Although Frank does not currently have an open Westport position in the Small Stock Specialist model portfolio... subscribers who followed his previous recommendations did very well. In April, subscribers booked a 116% gain 14 months after Frank's original February 2011 recommendation of Westport. A month later, he opened a new Westport position in the model portfolio... and closed it out four months later with a gain of about 45%.
Longtime readers are familiar with Frank's natural gas boom thesis... He believes the low price of natural gas will make it an affordable alternative to diesel for heavy-duty trucks.
Frank has told Growth Stock Wire readers about several ways to profit off this trend, including Westport and Clean Energy Fuels, which owns natural gas fueling stations.
And GM and Chrysler Group are already planning to build natural-gas-powered pickup trucks. Industrial conglomerate 3M has partnered with natural gas giant Chesapeake Energy to develop cost-efficient natural gas fuel tanks. And even ferryboat operators in the U.S. and Canada are considering switching to natural gas. Caterpillar's announcement is another major milestone in the country's switch to natural gas as an alternative transportation fuel.
But Frank's thesis extends beyond the domestic natural gas industry. Around the world, demand for natural gas is soaring.
Consider the case of Japan...
In March 2011, an earthquake and tsunami destroyed Japan's Fukushima Daiichi nuclear facility, causing a meltdown in three of its reactor units and the release of radioactive material. One of the worst nuclear disasters in history, the meltdown spurred Japan – which currently generates 30% of its energy from nuclear power – to reconsider its energy plans.
On September 14, Japan's government voted to shut down all of its more than 50 nuclear reactors by 2040. It was a drastic, unanticipated decision. (European countries including France and Germany subsequently also announced plans to decrease their reliance on nuclear energy.)
Of course, the Japanese aren't reducing their electricity consumption. And the leading candidate to replace nuclear fuel is natural gas. (Frank told readers about Teekay LNG, a natural gas shipping company that should benefit from this trend, too.)
The same day Japan announced it would shutter its nuclear operations, it signed a $13 billion agreement with Russian energy giant Gazprom to build a new LNG export facility in eastern Russian port Vladivostok.
And just a few months ago, ExxonMobil said it would spend $15 billion to export natural gas from Papua New Guinea (the first delivery is expected by 2014). Exxon also announced a joint venture with Qatar Petroleum to build an LNG terminal in Texas. It's awaiting U.S. government approval for the project, which would cost $10 billion.
Clearly, the world is about to spend a fortune building the infrastructure to support a boom in natural gas. Analysts with investment bank JPMorgan expect $220 billion will be spent on LNG projects in the next two years... And they produced that estimate before Japan and France announced they would cut their nuclear programs.

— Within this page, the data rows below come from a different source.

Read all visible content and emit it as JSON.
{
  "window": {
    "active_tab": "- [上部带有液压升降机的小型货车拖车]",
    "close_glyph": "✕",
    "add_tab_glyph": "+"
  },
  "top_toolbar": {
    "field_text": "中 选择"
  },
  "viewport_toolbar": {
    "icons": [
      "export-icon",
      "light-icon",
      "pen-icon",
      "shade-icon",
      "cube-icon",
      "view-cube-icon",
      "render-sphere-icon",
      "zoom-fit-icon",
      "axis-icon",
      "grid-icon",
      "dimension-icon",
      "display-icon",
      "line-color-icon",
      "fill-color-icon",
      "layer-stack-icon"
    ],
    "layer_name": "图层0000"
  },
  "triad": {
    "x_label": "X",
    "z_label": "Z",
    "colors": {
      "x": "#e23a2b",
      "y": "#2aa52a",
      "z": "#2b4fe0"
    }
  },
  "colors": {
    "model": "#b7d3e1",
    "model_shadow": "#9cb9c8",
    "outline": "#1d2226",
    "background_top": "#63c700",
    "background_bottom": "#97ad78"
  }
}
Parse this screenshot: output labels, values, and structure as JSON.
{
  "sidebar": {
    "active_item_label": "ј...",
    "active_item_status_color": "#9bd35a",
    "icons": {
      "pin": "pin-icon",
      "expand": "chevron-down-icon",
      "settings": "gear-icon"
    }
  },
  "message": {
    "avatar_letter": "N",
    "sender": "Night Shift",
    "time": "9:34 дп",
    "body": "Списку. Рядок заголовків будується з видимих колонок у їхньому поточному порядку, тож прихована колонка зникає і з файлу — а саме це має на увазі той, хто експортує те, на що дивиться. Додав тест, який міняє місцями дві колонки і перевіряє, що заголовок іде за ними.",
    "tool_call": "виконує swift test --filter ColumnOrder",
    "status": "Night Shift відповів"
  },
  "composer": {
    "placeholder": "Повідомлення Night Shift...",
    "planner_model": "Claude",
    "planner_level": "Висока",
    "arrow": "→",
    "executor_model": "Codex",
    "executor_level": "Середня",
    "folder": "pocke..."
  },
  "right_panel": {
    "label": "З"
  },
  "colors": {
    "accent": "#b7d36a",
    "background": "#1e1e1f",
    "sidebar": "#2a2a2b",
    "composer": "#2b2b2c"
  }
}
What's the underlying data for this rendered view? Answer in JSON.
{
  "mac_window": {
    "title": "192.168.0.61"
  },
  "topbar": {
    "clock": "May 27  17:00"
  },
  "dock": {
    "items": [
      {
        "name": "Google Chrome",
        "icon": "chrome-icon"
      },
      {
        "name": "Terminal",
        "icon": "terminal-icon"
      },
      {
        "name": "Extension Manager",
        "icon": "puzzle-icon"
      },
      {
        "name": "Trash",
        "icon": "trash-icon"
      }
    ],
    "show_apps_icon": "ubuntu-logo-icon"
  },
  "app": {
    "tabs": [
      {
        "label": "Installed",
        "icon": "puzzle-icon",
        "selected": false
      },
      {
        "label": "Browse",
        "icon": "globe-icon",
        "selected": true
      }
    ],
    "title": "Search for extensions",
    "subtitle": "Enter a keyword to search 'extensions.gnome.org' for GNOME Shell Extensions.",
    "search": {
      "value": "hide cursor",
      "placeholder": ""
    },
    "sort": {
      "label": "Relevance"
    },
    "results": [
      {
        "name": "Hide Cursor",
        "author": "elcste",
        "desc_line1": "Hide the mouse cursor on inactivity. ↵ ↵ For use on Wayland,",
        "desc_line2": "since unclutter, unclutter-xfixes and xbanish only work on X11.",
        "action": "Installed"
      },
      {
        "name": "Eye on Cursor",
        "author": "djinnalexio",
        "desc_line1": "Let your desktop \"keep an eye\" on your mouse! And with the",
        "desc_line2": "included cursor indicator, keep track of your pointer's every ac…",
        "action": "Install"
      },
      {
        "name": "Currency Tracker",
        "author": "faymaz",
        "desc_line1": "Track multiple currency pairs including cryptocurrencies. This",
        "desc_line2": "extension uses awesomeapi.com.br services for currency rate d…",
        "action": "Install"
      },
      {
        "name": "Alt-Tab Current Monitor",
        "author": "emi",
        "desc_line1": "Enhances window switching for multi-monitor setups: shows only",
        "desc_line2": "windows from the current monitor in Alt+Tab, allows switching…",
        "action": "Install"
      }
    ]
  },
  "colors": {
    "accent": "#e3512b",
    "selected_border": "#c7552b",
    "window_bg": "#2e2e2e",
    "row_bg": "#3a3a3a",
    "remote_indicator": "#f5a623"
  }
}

In his latest issue of Small Stock Specialist, Frank recommended a "nuts and bolts" play on the global side of this thesis. The company is the go-to business governments and global energy giants are using to help build and operate giant natural gas projects. And thanks to a major, worldwide trend, this company is about to make tons of cash.
Frank says the stock could double in the next few years... To learn more about this energy megatrend and gain access to the report detailing Frank's latest recommendation, click here.
Date Range:10/4/2012 to 10/11/2012
Date Range:10/4/2012 to 10/11/2012